**Saved data entries:**
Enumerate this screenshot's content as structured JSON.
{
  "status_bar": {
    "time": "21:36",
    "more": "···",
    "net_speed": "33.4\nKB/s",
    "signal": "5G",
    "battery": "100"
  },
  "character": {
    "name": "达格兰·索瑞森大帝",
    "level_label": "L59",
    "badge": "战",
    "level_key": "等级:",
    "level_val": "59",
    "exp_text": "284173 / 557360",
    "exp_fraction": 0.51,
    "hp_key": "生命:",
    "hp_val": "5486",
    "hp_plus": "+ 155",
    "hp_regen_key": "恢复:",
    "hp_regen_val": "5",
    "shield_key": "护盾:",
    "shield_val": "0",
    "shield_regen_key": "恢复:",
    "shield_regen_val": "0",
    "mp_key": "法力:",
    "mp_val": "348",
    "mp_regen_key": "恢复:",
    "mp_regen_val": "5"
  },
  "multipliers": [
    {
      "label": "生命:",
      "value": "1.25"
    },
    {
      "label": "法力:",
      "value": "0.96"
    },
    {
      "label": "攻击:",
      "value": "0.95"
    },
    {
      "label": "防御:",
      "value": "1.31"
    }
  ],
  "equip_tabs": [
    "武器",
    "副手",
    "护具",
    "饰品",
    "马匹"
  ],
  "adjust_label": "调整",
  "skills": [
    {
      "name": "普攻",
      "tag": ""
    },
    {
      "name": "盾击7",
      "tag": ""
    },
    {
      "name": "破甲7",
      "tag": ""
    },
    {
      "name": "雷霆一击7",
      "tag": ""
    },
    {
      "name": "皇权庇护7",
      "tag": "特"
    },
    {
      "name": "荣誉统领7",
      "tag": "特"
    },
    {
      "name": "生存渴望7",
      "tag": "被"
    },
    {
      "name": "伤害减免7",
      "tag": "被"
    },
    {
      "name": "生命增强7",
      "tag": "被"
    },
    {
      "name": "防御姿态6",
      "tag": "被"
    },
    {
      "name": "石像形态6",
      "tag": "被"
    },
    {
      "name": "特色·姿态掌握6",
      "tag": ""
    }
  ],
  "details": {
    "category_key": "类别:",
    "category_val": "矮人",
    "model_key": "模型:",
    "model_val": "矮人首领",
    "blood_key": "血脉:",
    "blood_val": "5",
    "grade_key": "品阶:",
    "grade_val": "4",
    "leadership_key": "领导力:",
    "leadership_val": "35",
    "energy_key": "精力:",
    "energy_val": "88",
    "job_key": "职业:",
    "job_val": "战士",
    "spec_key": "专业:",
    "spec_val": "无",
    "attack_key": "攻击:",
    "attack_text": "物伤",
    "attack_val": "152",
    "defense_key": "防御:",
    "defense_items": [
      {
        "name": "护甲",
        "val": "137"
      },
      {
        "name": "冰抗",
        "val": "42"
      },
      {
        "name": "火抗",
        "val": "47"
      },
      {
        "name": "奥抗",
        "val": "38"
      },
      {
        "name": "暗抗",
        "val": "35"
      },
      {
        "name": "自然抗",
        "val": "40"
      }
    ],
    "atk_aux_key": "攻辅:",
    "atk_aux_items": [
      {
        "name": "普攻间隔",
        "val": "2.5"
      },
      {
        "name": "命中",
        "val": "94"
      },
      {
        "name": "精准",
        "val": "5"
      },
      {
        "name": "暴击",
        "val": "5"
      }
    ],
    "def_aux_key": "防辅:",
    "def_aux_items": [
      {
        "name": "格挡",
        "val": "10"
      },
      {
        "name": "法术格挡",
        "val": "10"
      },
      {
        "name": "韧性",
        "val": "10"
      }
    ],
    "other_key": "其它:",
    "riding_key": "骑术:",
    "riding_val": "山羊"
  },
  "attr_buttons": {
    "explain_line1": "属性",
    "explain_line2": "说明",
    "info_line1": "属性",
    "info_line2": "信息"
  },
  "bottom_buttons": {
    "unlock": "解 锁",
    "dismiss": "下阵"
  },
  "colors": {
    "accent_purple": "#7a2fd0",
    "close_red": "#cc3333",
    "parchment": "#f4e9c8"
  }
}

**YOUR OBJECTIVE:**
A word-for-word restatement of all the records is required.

**ANSWER TO THIS TASK:**
Enumerate this screenshot's content as structured JSON.
{
  "status_bar": {
    "time": "21:36",
    "more": "···",
    "net_speed": "33.4\nKB/s",
    "signal": "5G",
    "battery": "100"
  },
  "character": {
    "name": "达格兰·索瑞森大帝",
    "level_label": "L59",
    "badge": "战",
    "level_key": "等级:",
    "level_val": "59",
    "exp_text": "284173 / 557360",
    "exp_fraction": 0.51,
    "hp_key": "生命:",
    "hp_val": "5486",
    "hp_plus": "+ 155",
    "hp_regen_key": "恢复:",
    "hp_regen_val": "5",
    "shield_key": "护盾:",
    "shield_val": "0",
    "shield_regen_key": "恢复:",
    "shield_regen_val": "0",
    "mp_key": "法力:",
    "mp_val": "348",
    "mp_regen_key": "恢复:",
    "mp_regen_val": "5"
  },
  "multipliers": [
    {
      "label": "生命:",
      "value": "1.25"
    },
    {
      "label": "法力:",
      "value": "0.96"
    },
    {
      "label": "攻击:",
      "value": "0.95"
    },
    {
      "label": "防御:",
      "value": "1.31"
    }
  ],
  "equip_tabs": [
    "武器",
    "副手",
    "护具",
    "饰品",
    "马匹"
  ],
  "adjust_label": "调整",
  "skills": [
    {
      "name": "普攻",
      "tag": ""
    },
    {
      "name": "盾击7",
      "tag": ""
    },
    {
      "name": "破甲7",
      "tag": ""
    },
    {
      "name": "雷霆一击7",
      "tag": ""
    },
    {
      "name": "皇权庇护7",
      "tag": "特"
    },
    {
      "name": "荣誉统领7",
      "tag": "特"
    },
    {
      "name": "生存渴望7",
      "tag": "被"
    },
    {
      "name": "伤害减免7",
      "tag": "被"
    },
    {
      "name": "生命增强7",
      "tag": "被"
    },
    {
      "name": "防御姿态6",
      "tag": "被"
    },
    {
      "name": "石像形态6",
      "tag": "被"
    },
    {
      "name": "特色·姿态掌握6",
      "tag": ""
    }
  ],
  "details": {
    "category_key": "类别:",
    "category_val": "矮人",
    "model_key": "模型:",
    "model_val": "矮人首领",
    "blood_key": "血脉:",
    "blood_val": "5",
    "grade_key": "品阶:",
    "grade_val": "4",
    "leadership_key": "领导力:",
    "leadership_val": "35",
    "energy_key": "精力:",
    "energy_val": "88",
    "job_key": "职业:",
    "job_val": "战士",
    "spec_key": "专业:",
    "spec_val": "无",
    "attack_key": "攻击:",
    "attack_text": "物伤",
    "attack_val": "152",
    "defense_key": "防御:",
    "defense_items": [
      {
        "name": "护甲",
        "val": "137"
      },
      {
        "name": "冰抗",
        "val": "42"
      },
      {
        "name": "火抗",
        "val": "47"
      },
      {
        "name": "奥抗",
        "val": "38"
      },
      {
        "name": "暗抗",
        "val": "35"
      },
      {
        "name": "自然抗",
        "val": "40"
      }
    ],
    "atk_aux_key": "攻辅:",
    "atk_aux_items": [
      {
        "name": "普攻间隔",
        "val": "2.5"
      },
      {
        "name": "命中",
        "val": "94"
      },
      {
        "name": "精准",
        "val": "5"
      },
      {
        "name": "暴击",
        "val": "5"
      }
    ],
    "def_aux_key": "防辅:",
    "def_aux_items": [
      {
        "name": "格挡",
        "val": "10"
      },
      {
        "name": "法术格挡",
        "val": "10"
      },
      {
        "name": "韧性",
        "val": "10"
      }
    ],
    "other_key": "其它:",
    "riding_key": "骑术:",
    "riding_val": "山羊"
  },
  "attr_buttons": {
    "explain_line1": "属性",
    "explain_line2": "说明",
    "info_line1": "属性",
    "info_line2": "信息"
  },
  "bottom_buttons": {
    "unlock": "解 锁",
    "dismiss": "下阵"
  },
  "colors": {
    "accent_purple": "#7a2fd0",
    "close_red": "#cc3333",
    "parchment": "#f4e9c8"
  }
}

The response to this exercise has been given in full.